Since joining the writers’ groups in which I’ve been involved, I have:
Gained inspiration (mostly in the form of “prompts”–being given a word, phrase, or theme on which to create), created many pieces of which I’m proud, shared some of my pieces aloud, and gotten praise for my work. I haven’t submitted anything for publishing (haven’t quite had the balls to deal with rejection yet), but who knows?
There has been one unexpected but completely rewarding “side effect” of joining these groups, however: developing friendships. Becoming involved in other people’s lives, discovering our common grounds, caring for others and (sometimes begrudgingly) letting them in. It seems rather dense of me, in retrospect, not to have foreseen this, but I was a very shut off person emotionally and socially at the time I “enlisted” in these groups two and a half years ago.
I was terrified of being judged, being found unworthy, being hurt, and on and on after the breakup of my marriage. I was always guarded to an extent, wary of others and their intentions, but it escalated at that point in time.
It may have been unexpected for these friendships to come into being, even unwanted in the beginning, but I’m grateful and absolutely enriched by these relationships, no doubt. And new ones are still being formed.
I generally don’t intend to share my poetry/lyrics on my blog because of copyrights, but I will share this one that I wrote about this experience. The title is in reference to the name of the group for which I had written it, Seeking the Muse.
Musing the Night Fantastic 8/5/09
My friends, we gather but once each week,
A time I anticipate greatly.
Sometimes it’s your singular wit,
Sometimes your prose so stately,
Sometimes those unpredictable whims;
Your crafts combine with balance.
You awe me and I’m honored so
To witness these wondrous talents.
Yet mutual respect that we each have

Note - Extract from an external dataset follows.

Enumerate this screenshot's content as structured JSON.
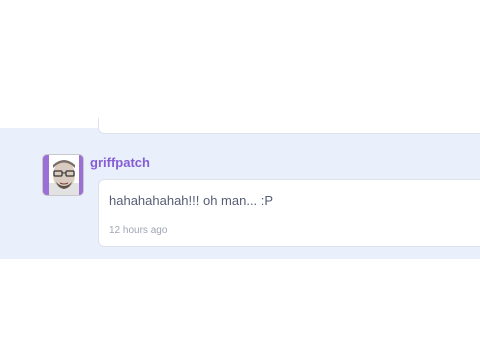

For our group’s sublime creations
Has grown a friendship’s precious rose,
Perhaps the greatest of our revelations.
Love you guys and gals, InFOXicatedly
Take that, John Keats!